[Website and app data records]
%%

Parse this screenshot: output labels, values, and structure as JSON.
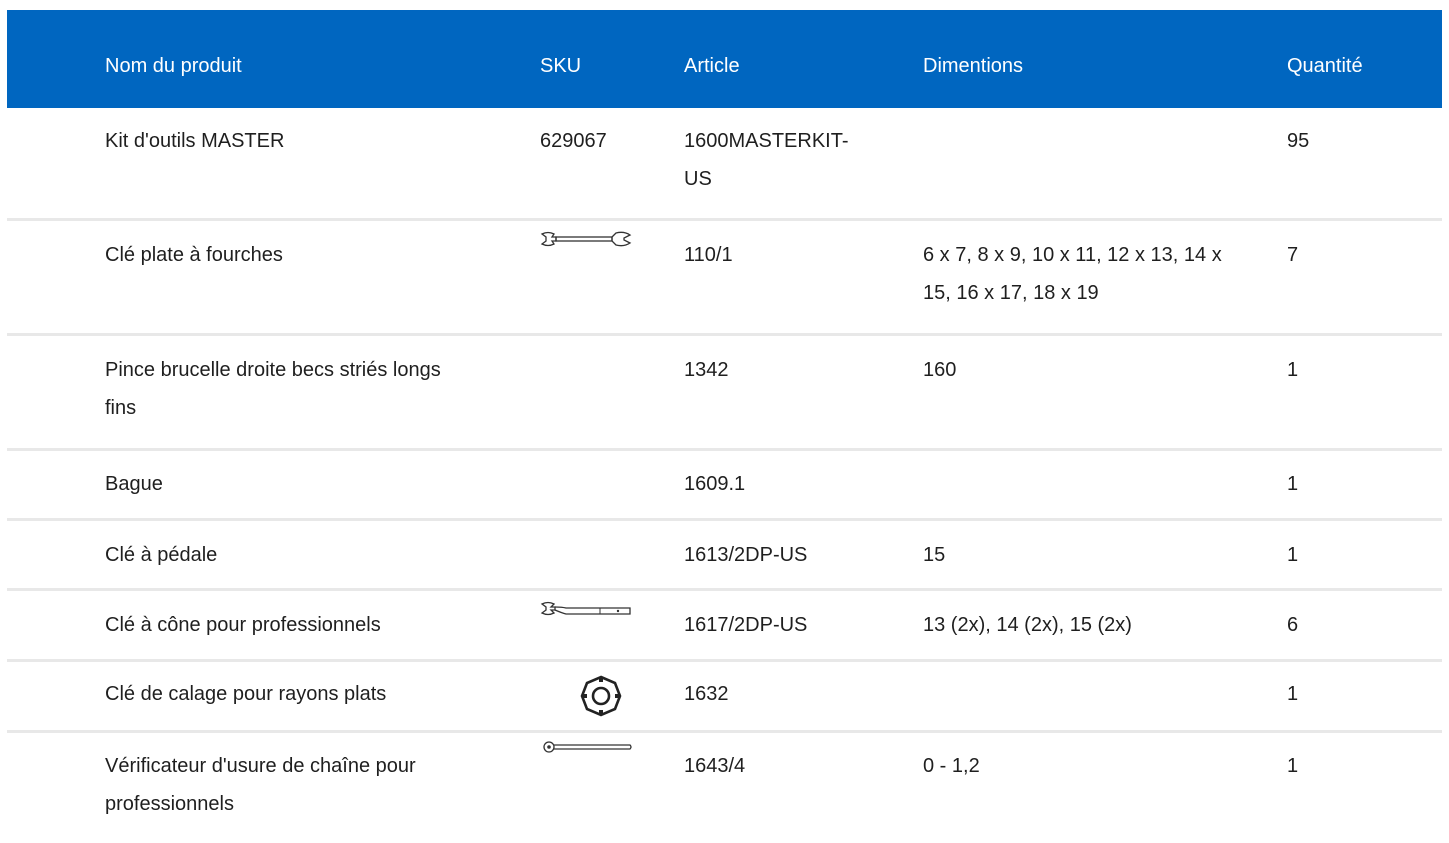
{
  "table": {
    "headers": {
      "name": "Nom du produit",
      "sku": "SKU",
      "article": "Article",
      "dimensions": "Dimentions",
      "quantity": "Quantité"
    },
    "rows": [
      {
        "name": "Kit d'outils MASTER",
        "sku": "629067",
        "article": "1600MASTERKIT-US",
        "dimensions": "",
        "quantity": "95",
        "icon": ""
      },
      {
        "name": "Clé plate à fourches",
        "sku": "",
        "article": "110/1",
        "dimensions": "6 x 7, 8 x 9, 10 x 11, 12 x 13, 14 x 15, 16 x 17, 18 x 19",
        "quantity": "7",
        "icon": "open-end-wrench-icon"
      },
      {
        "name": "Pince brucelle droite becs striés longs fins",
        "sku": "",
        "article": "1342",
        "dimensions": "160",
        "quantity": "1",
        "icon": ""
      },
      {
        "name": "Bague",
        "sku": "",
        "article": "1609.1",
        "dimensions": "",
        "quantity": "1",
        "icon": ""
      },
      {
        "name": "Clé à pédale",
        "sku": "",
        "article": "1613/2DP-US",
        "dimensions": "15",
        "quantity": "1",
        "icon": ""
      },
      {
        "name": "Clé à cône pour professionnels",
        "sku": "",
        "article": "1617/2DP-US",
        "dimensions": "13 (2x), 14 (2x), 15 (2x)",
        "quantity": "6",
        "icon": "cone-wrench-icon"
      },
      {
        "name": "Clé de calage pour rayons plats",
        "sku": "",
        "article": "1632",
        "dimensions": "",
        "quantity": "1",
        "icon": "spoke-wrench-icon"
      },
      {
        "name": "Vérificateur d'usure de chaîne pour professionnels",
        "sku": "",
        "article": "1643/4",
        "dimensions": "0 - 1,2",
        "quantity": "1",
        "icon": "chain-checker-icon"
      }
    ]
  },
  "colors": {
    "header_bg": "#0066c0",
    "row_divider": "#e8e8e8"
  }
}
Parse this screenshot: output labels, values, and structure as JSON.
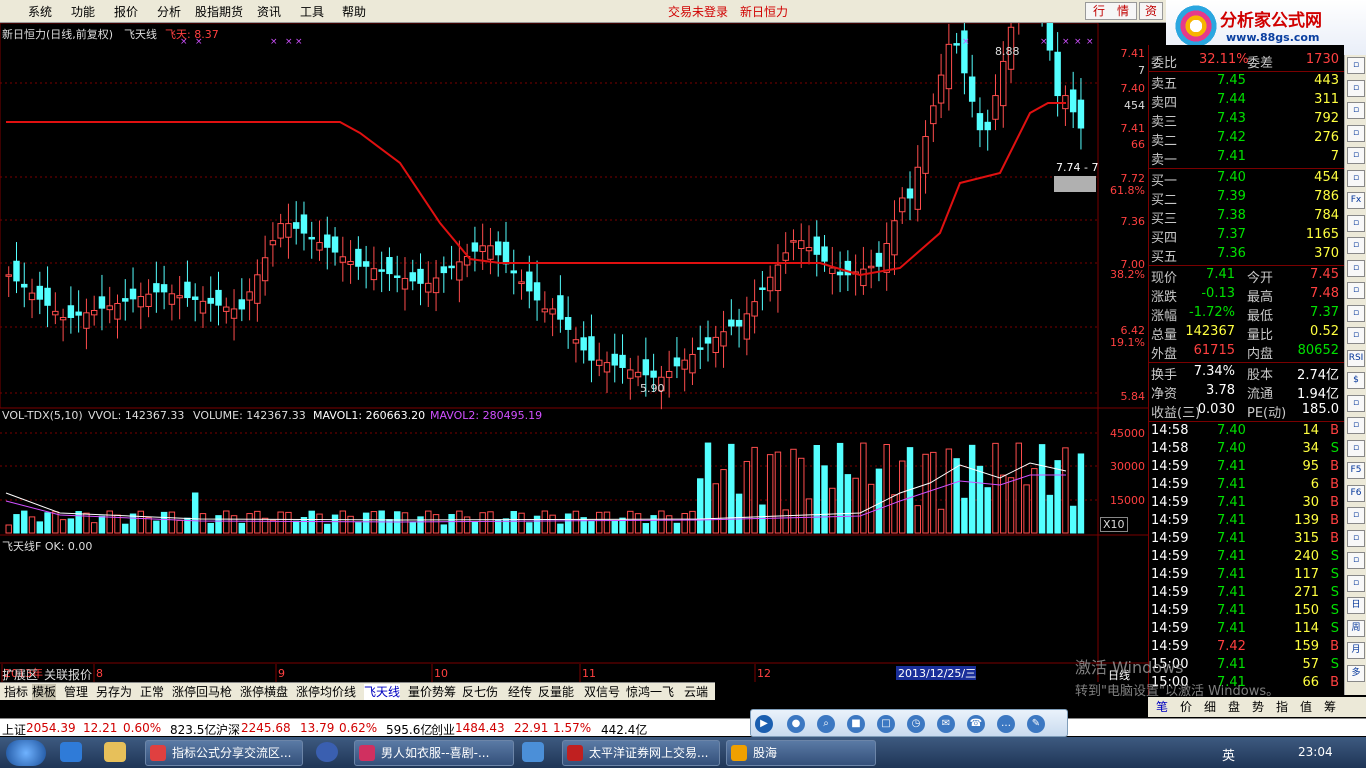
{
  "menu": {
    "items": [
      "系统",
      "功能",
      "报价",
      "分析",
      "股指期货",
      "资讯",
      "工具",
      "帮助"
    ],
    "trade_status": "交易未登录",
    "stock_name": "新日恒力",
    "btn_quote": "行　情",
    "btn_info": "资"
  },
  "logo": {
    "title": "分析家公式网",
    "url": "www.88gs.com"
  },
  "chart": {
    "header": "新日恒力(日线,前复权)",
    "indicator_name": "飞天线",
    "indicator_value": "飞天: 8.37",
    "price_axis": [
      "7.41",
      "7",
      "7.40",
      "454",
      "7.41",
      "66",
      "7.72",
      "61.8%",
      "7.36",
      "7.00",
      "38.2%",
      "6.42",
      "19.1%",
      "5.84"
    ],
    "high_label": "8.88",
    "low_label": "5.90",
    "price_box": "7.74 - 7",
    "volume_header": {
      "name": "VOL-TDX(5,10)",
      "vvol": "VVOL: 142367.33",
      "volume": "VOLUME: 142367.33",
      "mavol1": "MAVOL1: 260663.20",
      "mavol2": "MAVOL2: 280495.19"
    },
    "volume_axis": [
      "45000",
      "30000",
      "15000"
    ],
    "volume_unit": "X10",
    "indicator2": "飞天线F  OK: 0.00",
    "period_label": "日线",
    "date_axis": [
      "2013年",
      "8",
      "9",
      "10",
      "11",
      "12"
    ],
    "date_cursor": "2013/12/25/三",
    "colors": {
      "up": "#ff4d4d",
      "down": "#54ffff",
      "ma_line": "#e01010",
      "mavol1": "#ffffff",
      "mavol2": "#d050ff",
      "grid": "#7a0000"
    }
  },
  "quote": {
    "wei_bi_label": "委比",
    "wei_bi": "32.11%",
    "wei_cha_label": "委差",
    "wei_cha": "1730",
    "asks": [
      {
        "label": "卖五",
        "price": "7.45",
        "vol": "443"
      },
      {
        "label": "卖四",
        "price": "7.44",
        "vol": "311"
      },
      {
        "label": "卖三",
        "price": "7.43",
        "vol": "792"
      },
      {
        "label": "卖二",
        "price": "7.42",
        "vol": "276"
      },
      {
        "label": "卖一",
        "price": "7.41",
        "vol": "7"
      }
    ],
    "bids": [
      {
        "label": "买一",
        "price": "7.40",
        "vol": "454"
      },
      {
        "label": "买二",
        "price": "7.39",
        "vol": "786"
      },
      {
        "label": "买三",
        "price": "7.38",
        "vol": "784"
      },
      {
        "label": "买四",
        "price": "7.37",
        "vol": "1165"
      },
      {
        "label": "买五",
        "price": "7.36",
        "vol": "370"
      }
    ],
    "stats": [
      {
        "l1": "现价",
        "v1": "7.41",
        "l2": "今开",
        "v2": "7.45",
        "c1": "green",
        "c2": "red"
      },
      {
        "l1": "涨跌",
        "v1": "-0.13",
        "l2": "最高",
        "v2": "7.48",
        "c1": "green",
        "c2": "red"
      },
      {
        "l1": "涨幅",
        "v1": "-1.72%",
        "l2": "最低",
        "v2": "7.37",
        "c1": "green",
        "c2": "green"
      },
      {
        "l1": "总量",
        "v1": "142367",
        "l2": "量比",
        "v2": "0.52",
        "c1": "yellow",
        "c2": "yellow"
      },
      {
        "l1": "外盘",
        "v1": "61715",
        "l2": "内盘",
        "v2": "80652",
        "c1": "red",
        "c2": "green"
      }
    ],
    "stats2": [
      {
        "l1": "换手",
        "v1": "7.34%",
        "l2": "股本",
        "v2": "2.74亿"
      },
      {
        "l1": "净资",
        "v1": "3.78",
        "l2": "流通",
        "v2": "1.94亿"
      },
      {
        "l1": "收益(三)",
        "v1": "0.030",
        "l2": "PE(动)",
        "v2": "185.0"
      }
    ],
    "ticks": [
      {
        "t": "14:58",
        "p": "7.40",
        "v": "14",
        "s": "B"
      },
      {
        "t": "14:58",
        "p": "7.40",
        "v": "34",
        "s": "S"
      },
      {
        "t": "14:59",
        "p": "7.41",
        "v": "95",
        "s": "B"
      },
      {
        "t": "14:59",
        "p": "7.41",
        "v": "6",
        "s": "B"
      },
      {
        "t": "14:59",
        "p": "7.41",
        "v": "30",
        "s": "B"
      },
      {
        "t": "14:59",
        "p": "7.41",
        "v": "139",
        "s": "B"
      },
      {
        "t": "14:59",
        "p": "7.41",
        "v": "315",
        "s": "B"
      },
      {
        "t": "14:59",
        "p": "7.41",
        "v": "240",
        "s": "S"
      },
      {
        "t": "14:59",
        "p": "7.41",
        "v": "117",
        "s": "S"
      },
      {
        "t": "14:59",
        "p": "7.41",
        "v": "271",
        "s": "S"
      },
      {
        "t": "14:59",
        "p": "7.41",
        "v": "150",
        "s": "S"
      },
      {
        "t": "14:59",
        "p": "7.41",
        "v": "114",
        "s": "S"
      },
      {
        "t": "14:59",
        "p": "7.42",
        "v": "159",
        "s": "B"
      },
      {
        "t": "15:00",
        "p": "7.41",
        "v": "57",
        "s": "S"
      },
      {
        "t": "15:00",
        "p": "7.41",
        "v": "66",
        "s": "B"
      }
    ],
    "bottom_tabs": [
      "笔",
      "价",
      "细",
      "盘",
      "势",
      "指",
      "值",
      "筹"
    ]
  },
  "iconbar": [
    "",
    "",
    "",
    "",
    "",
    "",
    "Fx",
    "",
    "",
    "",
    "",
    "",
    "",
    "RSI",
    "$",
    "",
    "",
    "",
    "F5",
    "F6",
    "",
    "",
    "",
    "",
    "日",
    "周",
    "月",
    "多"
  ],
  "tabs": [
    "扩展区",
    "关联报价",
    "指标",
    "模板",
    "管理",
    "另存为",
    "正常",
    "涨停回马枪",
    "涨停横盘",
    "涨停均价线",
    "飞天线",
    "量价势筹",
    "反七伤",
    "经传",
    "反量能",
    "双信号",
    "惊鸿一飞",
    "云端"
  ],
  "index_bar": {
    "sh_label": "上证",
    "sh": "2054.39",
    "sh_chg": "12.21",
    "sh_pct": "0.60%",
    "sh_amt": "823.5亿",
    "hs_label": "沪深",
    "hs": "2245.68",
    "hs_chg": "13.79",
    "hs_pct": "0.62%",
    "hs_amt": "595.6亿",
    "cy_label": "创业",
    "cy": "1484.43",
    "cy_chg": "22.91",
    "cy_pct": "1.57%",
    "cy_amt": "442.4亿"
  },
  "watermark": {
    "line1": "激活 Windows",
    "line2": "转到\"电脑设置\"以激活 Windows。"
  },
  "taskbar": {
    "items": [
      "指标公式分享交流区...",
      "男人如衣服--喜剧-...",
      "太平洋证券网上交易...",
      "股海"
    ],
    "ime": "英",
    "time": "23:04"
  }
}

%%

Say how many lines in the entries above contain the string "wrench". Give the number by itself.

3